_WHAT TO DO_
Word for word, copy the listing below and leave out its images.
====
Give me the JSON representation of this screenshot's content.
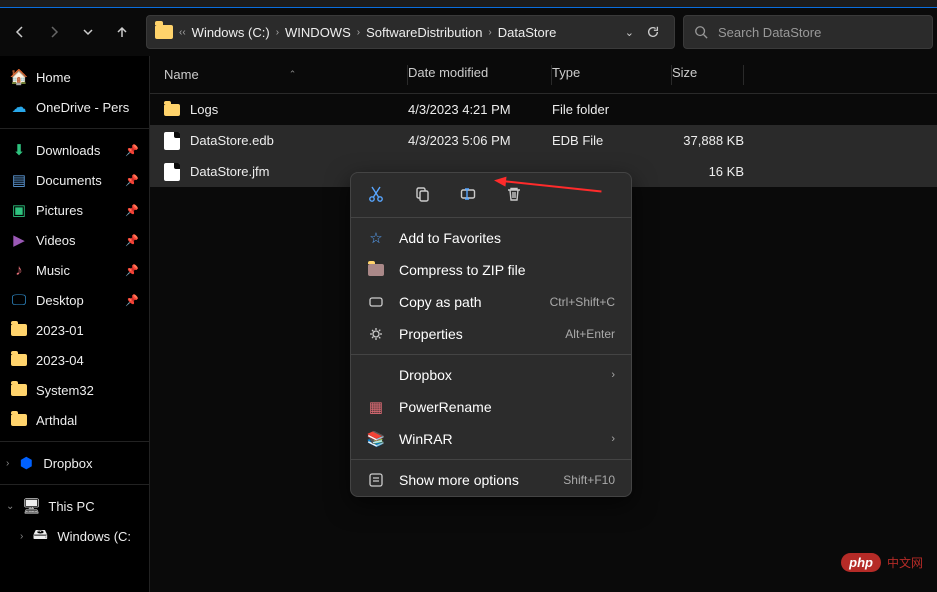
{
  "breadcrumb": [
    "Windows (C:)",
    "WINDOWS",
    "SoftwareDistribution",
    "DataStore"
  ],
  "search": {
    "placeholder": "Search DataStore"
  },
  "sidebar": {
    "home": "Home",
    "onedrive": "OneDrive - Pers",
    "quick": [
      {
        "label": "Downloads",
        "icon": "download",
        "pin": true
      },
      {
        "label": "Documents",
        "icon": "doc",
        "pin": true
      },
      {
        "label": "Pictures",
        "icon": "pic",
        "pin": true
      },
      {
        "label": "Videos",
        "icon": "vid",
        "pin": true
      },
      {
        "label": "Music",
        "icon": "music",
        "pin": true
      },
      {
        "label": "Desktop",
        "icon": "desktop",
        "pin": true
      },
      {
        "label": "2023-01",
        "icon": "folder",
        "pin": false
      },
      {
        "label": "2023-04",
        "icon": "folder",
        "pin": false
      },
      {
        "label": "System32",
        "icon": "folder",
        "pin": false
      },
      {
        "label": "Arthdal",
        "icon": "folder",
        "pin": false
      }
    ],
    "dropbox": "Dropbox",
    "thispc": "This PC",
    "win": "Windows (C:"
  },
  "columns": {
    "name": "Name",
    "date": "Date modified",
    "type": "Type",
    "size": "Size"
  },
  "rows": [
    {
      "name": "Logs",
      "date": "4/3/2023 4:21 PM",
      "type": "File folder",
      "size": "",
      "icon": "folder",
      "selected": false
    },
    {
      "name": "DataStore.edb",
      "date": "4/3/2023 5:06 PM",
      "type": "EDB File",
      "size": "37,888 KB",
      "icon": "file",
      "selected": true
    },
    {
      "name": "DataStore.jfm",
      "date": "",
      "type": "",
      "size": "16 KB",
      "icon": "file",
      "selected": true
    }
  ],
  "ctx": {
    "fav": "Add to Favorites",
    "zip": "Compress to ZIP file",
    "copy_path": "Copy as path",
    "copy_path_short": "Ctrl+Shift+C",
    "props": "Properties",
    "props_short": "Alt+Enter",
    "dropbox": "Dropbox",
    "rename": "PowerRename",
    "winrar": "WinRAR",
    "more": "Show more options",
    "more_short": "Shift+F10"
  },
  "watermark": {
    "badge": "php",
    "text": "中文网"
  }
}
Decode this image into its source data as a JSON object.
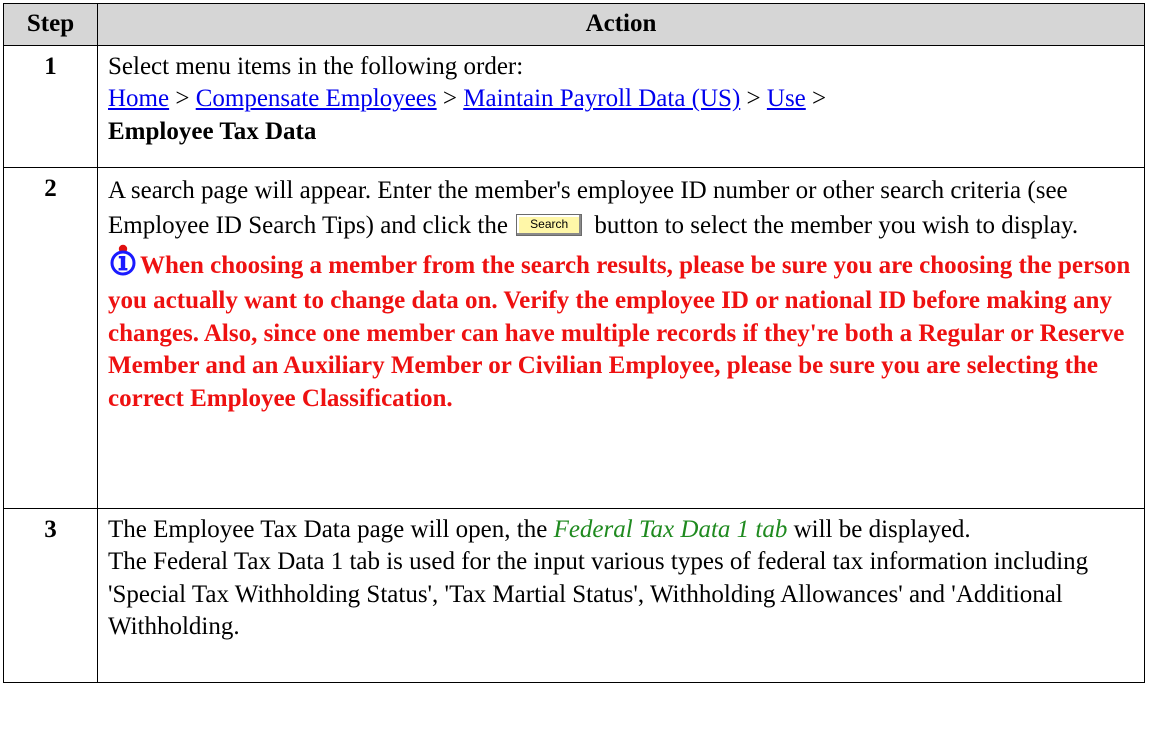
{
  "table": {
    "header_step": "Step",
    "header_action": "Action"
  },
  "steps": [
    {
      "number": "1",
      "intro": "Select menu items in the following order:",
      "path": [
        "Home",
        "Compensate Employees",
        "Maintain Payroll Data (US)",
        "Use"
      ],
      "separator": " > ",
      "final": "Employee Tax Data"
    },
    {
      "number": "2",
      "text_a": "A search page will appear. Enter the member's employee ID number or other search criteria (see Employee ID Search Tips) and click the",
      "button_label": "Search",
      "text_b": "button to select the member you wish to display.",
      "warning": "When choosing a member from the search results, please be sure you are choosing the person you actually want to change data on. Verify the employee ID or national ID before making any changes. Also, since one member can have multiple records if they're both a Regular or Reserve Member and an Auxiliary Member or Civilian Employee, please be sure you are selecting the correct Employee Classification.",
      "icon": "info-icon"
    },
    {
      "number": "3",
      "line1_a": "The Employee Tax Data page will open, the",
      "line1_em": "Federal Tax Data 1 tab",
      "line1_b": "will be displayed.",
      "line2": "The Federal Tax Data 1 tab is used for the input various types of federal tax information including 'Special Tax Withholding Status', 'Tax Martial Status', Withholding Allowances' and 'Additional Withholding."
    }
  ],
  "colors": {
    "link": "#0000ee",
    "warning": "#ee1111",
    "tab_ref": "#1f8a1f",
    "header_bg": "#d6d6d6",
    "button_bg": "#fff7a8"
  }
}
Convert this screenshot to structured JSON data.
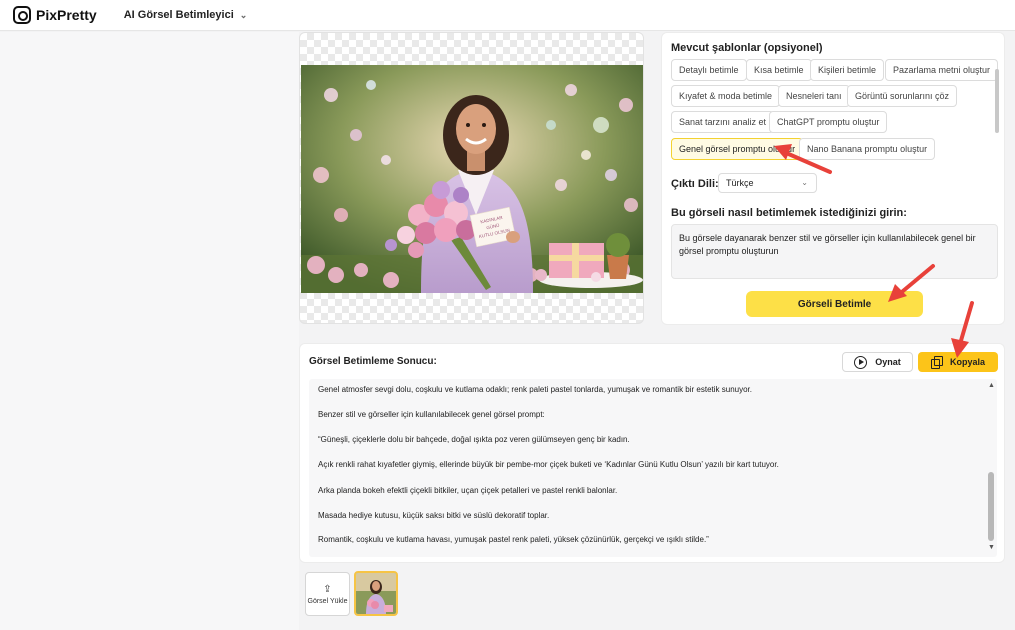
{
  "header": {
    "logo_text": "PixPretty",
    "app_name": "AI Görsel Betimleyici"
  },
  "templates": {
    "title": "Mevcut şablonlar (opsiyonel)",
    "items": [
      {
        "label": "Detaylı betimle"
      },
      {
        "label": "Kısa betimle"
      },
      {
        "label": "Kişileri betimle"
      },
      {
        "label": "Pazarlama metni oluştur"
      },
      {
        "label": "Kıyafet & moda betimle"
      },
      {
        "label": "Nesneleri tanı"
      },
      {
        "label": "Görüntü sorunlarını çöz"
      },
      {
        "label": "Sanat tarzını analiz et"
      },
      {
        "label": "ChatGPT promptu oluştur"
      },
      {
        "label": "Genel görsel promptu oluştur",
        "active": true
      },
      {
        "label": "Nano Banana promptu oluştur"
      }
    ]
  },
  "language": {
    "label": "Çıktı Dili:",
    "selected": "Türkçe"
  },
  "prompt": {
    "label": "Bu görseli nasıl betimlemek istediğinizi girin:",
    "value": "Bu görsele dayanarak benzer stil ve görseller için kullanılabilecek genel bir görsel promptu oluşturun"
  },
  "describe_button": "Görseli Betimle",
  "result": {
    "title": "Görsel Betimleme Sonucu:",
    "play_label": "Oynat",
    "copy_label": "Kopyala",
    "lines": [
      "Genel atmosfer sevgi dolu, coşkulu ve kutlama odaklı; renk paleti pastel tonlarda, yumuşak ve romantik bir estetik sunuyor.",
      "Benzer stil ve görseller için kullanılabilecek genel görsel prompt:",
      "“Güneşli, çiçeklerle dolu bir bahçede, doğal ışıkta poz veren gülümseyen genç bir kadın.",
      "Açık renkli rahat kıyafetler giymiş, ellerinde büyük bir pembe-mor çiçek buketi ve ‘Kadınlar Günü Kutlu Olsun’ yazılı bir kart tutuyor.",
      "Arka planda bokeh efektli çiçekli bitkiler, uçan çiçek petalleri ve pastel renkli balonlar.",
      "Masada hediye kutusu, küçük saksı bitki ve süslü dekoratif toplar.",
      "Romantik, coşkulu ve kutlama havası, yumuşak pastel renk paleti, yüksek çözünürlük, gerçekçi ve ışıklı stilde.”"
    ]
  },
  "photo_card": {
    "line1": "KADINLAR",
    "line2": "GÜNÜ",
    "line3": "KUTLU OLSUN"
  },
  "upload": {
    "label": "Görsel Yükle"
  },
  "colors": {
    "accent": "#fde047",
    "copy": "#fcc419",
    "arrow": "#e8413a"
  }
}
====
_ANSWER BOX_
Give me the JSON representation of this screenshot's content.
{
  "breadcrumb": [
    "Windows (C:)",
    "WINDOWS",
    "SoftwareDistribution",
    "DataStore"
  ],
  "search": {
    "placeholder": "Search DataStore"
  },
  "sidebar": {
    "home": "Home",
    "onedrive": "OneDrive - Pers",
    "quick": [
      {
        "label": "Downloads",
        "icon": "download",
        "pin": true
      },
      {
        "label": "Documents",
        "icon": "doc",
        "pin": true
      },
      {
        "label": "Pictures",
        "icon": "pic",
        "pin": true
      },
      {
        "label": "Videos",
        "icon": "vid",
        "pin": true
      },
      {
        "label": "Music",
        "icon": "music",
        "pin": true
      },
      {
        "label": "Desktop",
        "icon": "desktop",
        "pin": true
      },
      {
        "label": "2023-01",
        "icon": "folder",
        "pin": false
      },
      {
        "label": "2023-04",
        "icon": "folder",
        "pin": false
      },
      {
        "label": "System32",
        "icon": "folder",
        "pin": false
      },
      {
        "label": "Arthdal",
        "icon": "folder",
        "pin": false
      }
    ],
    "dropbox": "Dropbox",
    "thispc": "This PC",
    "win": "Windows (C:"
  },
  "columns": {
    "name": "Name",
    "date": "Date modified",
    "type": "Type",
    "size": "Size"
  },
  "rows": [
    {
      "name": "Logs",
      "date": "4/3/2023 4:21 PM",
      "type": "File folder",
      "size": "",
      "icon": "folder",
      "selected": false
    },
    {
      "name": "DataStore.edb",
      "date": "4/3/2023 5:06 PM",
      "type": "EDB File",
      "size": "37,888 KB",
      "icon": "file",
      "selected": true
    },
    {
      "name": "DataStore.jfm",
      "date": "",
      "type": "",
      "size": "16 KB",
      "icon": "file",
      "selected": true
    }
  ],
  "ctx": {
    "fav": "Add to Favorites",
    "zip": "Compress to ZIP file",
    "copy_path": "Copy as path",
    "copy_path_short": "Ctrl+Shift+C",
    "props": "Properties",
    "props_short": "Alt+Enter",
    "dropbox": "Dropbox",
    "rename": "PowerRename",
    "winrar": "WinRAR",
    "more": "Show more options",
    "more_short": "Shift+F10"
  },
  "watermark": {
    "badge": "php",
    "text": "中文网"
  }
}
Decode this image into its source data as a JSON object.
{
  "table": {
    "header_step": "Step",
    "header_action": "Action"
  },
  "steps": [
    {
      "number": "1",
      "intro": "Select menu items in the following order:",
      "path": [
        "Home",
        "Compensate Employees",
        "Maintain Payroll Data (US)",
        "Use"
      ],
      "separator": " > ",
      "final": "Employee Tax Data"
    },
    {
      "number": "2",
      "text_a": "A search page will appear. Enter the member's employee ID number or other search criteria (see Employee ID Search Tips) and click the",
      "button_label": "Search",
      "text_b": "button to select the member you wish to display.",
      "warning": "When choosing a member from the search results, please be sure you are choosing the person you actually want to change data on. Verify the employee ID or national ID before making any changes. Also, since one member can have multiple records if they're both a Regular or Reserve Member and an Auxiliary Member or Civilian Employee, please be sure you are selecting the correct Employee Classification.",
      "icon": "info-icon"
    },
    {
      "number": "3",
      "line1_a": "The Employee Tax Data page will open, the",
      "line1_em": "Federal Tax Data 1 tab",
      "line1_b": "will be displayed.",
      "line2": "The Federal Tax Data 1 tab is used for the input various types of federal tax information including 'Special Tax Withholding Status', 'Tax Martial Status', Withholding Allowances' and 'Additional Withholding."
    }
  ],
  "colors": {
    "link": "#0000ee",
    "warning": "#ee1111",
    "tab_ref": "#1f8a1f",
    "header_bg": "#d6d6d6",
    "button_bg": "#fff7a8"
  }
}
Convert this screenshot to structured JSON data.
{
  "header": {
    "logo_text": "PixPretty",
    "app_name": "AI Görsel Betimleyici"
  },
  "templates": {
    "title": "Mevcut şablonlar (opsiyonel)",
    "items": [
      {
        "label": "Detaylı betimle"
      },
      {
        "label": "Kısa betimle"
      },
      {
        "label": "Kişileri betimle"
      },
      {
        "label": "Pazarlama metni oluştur"
      },
      {
        "label": "Kıyafet & moda betimle"
      },
      {
        "label": "Nesneleri tanı"
      },
      {
        "label": "Görüntü sorunlarını çöz"
      },
      {
        "label": "Sanat tarzını analiz et"
      },
      {
        "label": "ChatGPT promptu oluştur"
      },
      {
        "label": "Genel görsel promptu oluştur",
        "active": true
      },
      {
        "label": "Nano Banana promptu oluştur"
      }
    ]
  },
  "language": {
    "label": "Çıktı Dili:",
    "selected": "Türkçe"
  },
  "prompt": {
    "label": "Bu görseli nasıl betimlemek istediğinizi girin:",
    "value": "Bu görsele dayanarak benzer stil ve görseller için kullanılabilecek genel bir görsel promptu oluşturun"
  },
  "describe_button": "Görseli Betimle",
  "result": {
    "title": "Görsel Betimleme Sonucu:",
    "play_label": "Oynat",
    "copy_label": "Kopyala",
    "lines": [
      "Genel atmosfer sevgi dolu, coşkulu ve kutlama odaklı; renk paleti pastel tonlarda, yumuşak ve romantik bir estetik sunuyor.",
      "Benzer stil ve görseller için kullanılabilecek genel görsel prompt:",
      "“Güneşli, çiçeklerle dolu bir bahçede, doğal ışıkta poz veren gülümseyen genç bir kadın.",
      "Açık renkli rahat kıyafetler giymiş, ellerinde büyük bir pembe-mor çiçek buketi ve ‘Kadınlar Günü Kutlu Olsun’ yazılı bir kart tutuyor.",
      "Arka planda bokeh efektli çiçekli bitkiler, uçan çiçek petalleri ve pastel renkli balonlar.",
      "Masada hediye kutusu, küçük saksı bitki ve süslü dekoratif toplar.",
      "Romantik, coşkulu ve kutlama havası, yumuşak pastel renk paleti, yüksek çözünürlük, gerçekçi ve ışıklı stilde.”"
    ]
  },
  "photo_card": {
    "line1": "KADINLAR",
    "line2": "GÜNÜ",
    "line3": "KUTLU OLSUN"
  },
  "upload": {
    "label": "Görsel Yükle"
  },
  "colors": {
    "accent": "#fde047",
    "copy": "#fcc419",
    "arrow": "#e8413a"
  }
}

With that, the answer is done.